Records for this exercise ▸
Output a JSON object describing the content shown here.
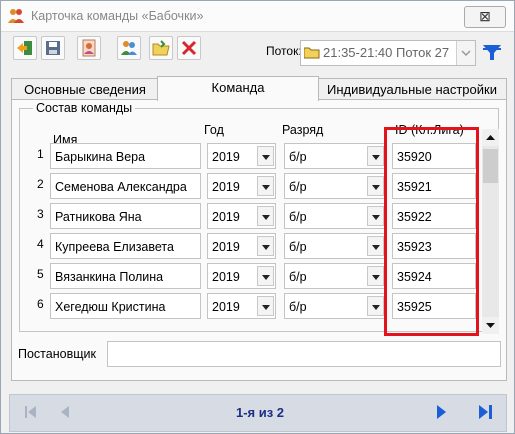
{
  "window": {
    "title": "Карточка команды «Бабочки»",
    "close_symbol": "⊠",
    "icon": "team-icon"
  },
  "toolbar": {
    "buttons": [
      {
        "name": "exit-icon"
      },
      {
        "name": "save-icon"
      },
      {
        "name": "person-card-icon"
      },
      {
        "name": "people-icon"
      },
      {
        "name": "folder-open-icon"
      },
      {
        "name": "delete-icon"
      }
    ],
    "potok_label": "Поток:",
    "potok_value": "21:35-21:40 Поток 27",
    "filter_icon": "filter-icon"
  },
  "tabs": [
    {
      "label": "Основные сведения",
      "active": false
    },
    {
      "label": "Команда",
      "active": true
    },
    {
      "label": "Индивидуальные настройки",
      "active": false
    }
  ],
  "team": {
    "group_title": "Состав команды",
    "headers": {
      "name": "Имя",
      "year": "Год",
      "rank": "Разряд",
      "id": "ID (Кл.Лига)"
    },
    "rows": [
      {
        "num": "1",
        "name": "Барыкина Вера",
        "year": "2019",
        "rank": "б/р",
        "id": "35920"
      },
      {
        "num": "2",
        "name": "Семенова Александра",
        "year": "2019",
        "rank": "б/р",
        "id": "35921"
      },
      {
        "num": "3",
        "name": "Ратникова Яна",
        "year": "2019",
        "rank": "б/р",
        "id": "35922"
      },
      {
        "num": "4",
        "name": "Купреева Елизавета",
        "year": "2019",
        "rank": "б/р",
        "id": "35923"
      },
      {
        "num": "5",
        "name": "Вязанкина Полина",
        "year": "2019",
        "rank": "б/р",
        "id": "35924"
      },
      {
        "num": "6",
        "name": "Хегедюш Кристина",
        "year": "2019",
        "rank": "б/р",
        "id": "35925"
      }
    ]
  },
  "choreographer": {
    "label": "Постановщик",
    "value": ""
  },
  "navigation": {
    "page_info": "1-я из 2"
  },
  "colors": {
    "highlight": "#e2131b",
    "nav_blue": "#1a5fd6",
    "page_text": "#1b2f86"
  }
}
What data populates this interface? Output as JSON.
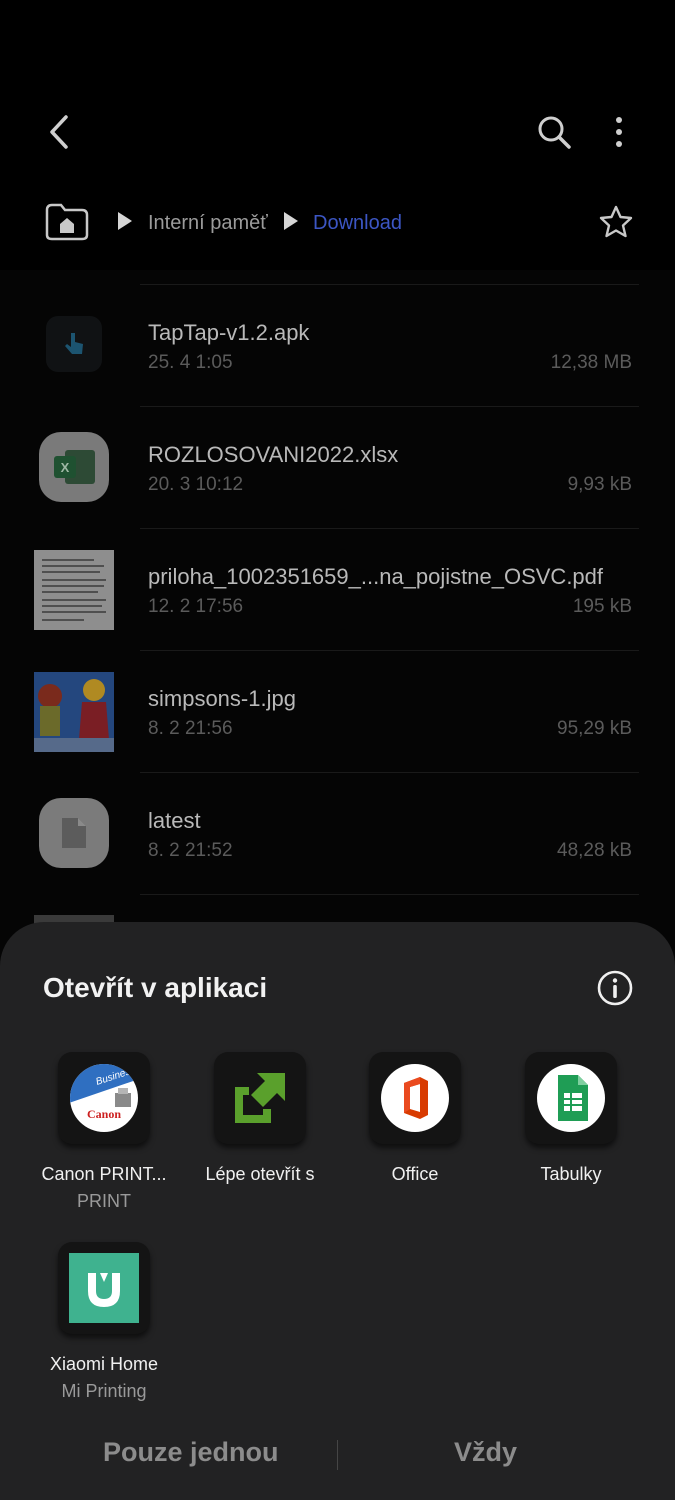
{
  "file_manager": {
    "breadcrumb": [
      "Interní paměť",
      "Download"
    ],
    "files": [
      {
        "name": "TapTap-v1.2.apk",
        "date": "25. 4 1:05",
        "size": "12,38 MB",
        "icon": "apk-icon"
      },
      {
        "name": "ROZLOSOVANI2022.xlsx",
        "date": "20. 3 10:12",
        "size": "9,93 kB",
        "icon": "excel-icon"
      },
      {
        "name": "priloha_1002351659_...na_pojistne_OSVC.pdf",
        "date": "12. 2 17:56",
        "size": "195 kB",
        "icon": "pdf-thumbnail"
      },
      {
        "name": "simpsons-1.jpg",
        "date": "8. 2 21:56",
        "size": "95,29 kB",
        "icon": "image-thumbnail"
      },
      {
        "name": "latest",
        "date": "8. 2 21:52",
        "size": "48,28 kB",
        "icon": "file-icon"
      }
    ]
  },
  "sheet": {
    "title": "Otevřít v aplikaci",
    "apps": [
      {
        "label": "Canon PRINT...",
        "sub": "PRINT",
        "icon": "canon-print-icon"
      },
      {
        "label": "Lépe otevřít s",
        "sub": "",
        "icon": "open-with-icon"
      },
      {
        "label": "Office",
        "sub": "",
        "icon": "office-icon"
      },
      {
        "label": "Tabulky",
        "sub": "",
        "icon": "sheets-icon"
      },
      {
        "label": "Xiaomi Home",
        "sub": "Mi Printing",
        "icon": "xiaomi-home-icon"
      }
    ],
    "canon_badge": "Business",
    "canon_logo": "Canon",
    "just_once": "Pouze jednou",
    "always": "Vždy"
  },
  "colors": {
    "accent_blue": "#3c56c4",
    "sheet_bg": "#222223",
    "sheets_green": "#1f9d55",
    "office_red": "#d83b01",
    "xiaomi_teal": "#3fb28f",
    "open_with_green": "#5aa02c"
  }
}
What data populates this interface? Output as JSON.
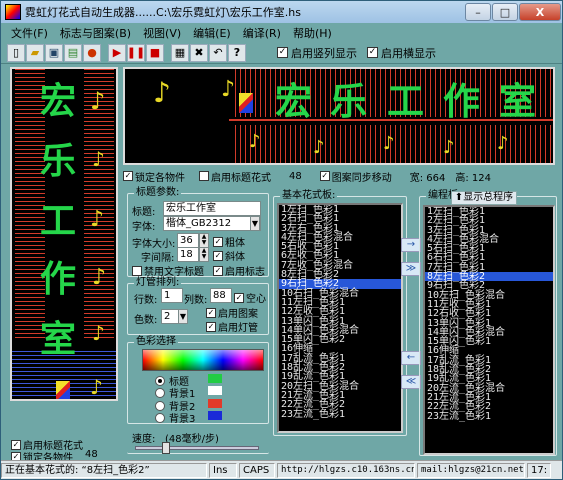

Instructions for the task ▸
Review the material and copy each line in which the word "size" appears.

Response below ▸
        "size": "12,38 MB",
        "size": "9,93 kB",
        "size": "195 kB",
        "size": "95,29 kB",
        "size": "48,28 kB",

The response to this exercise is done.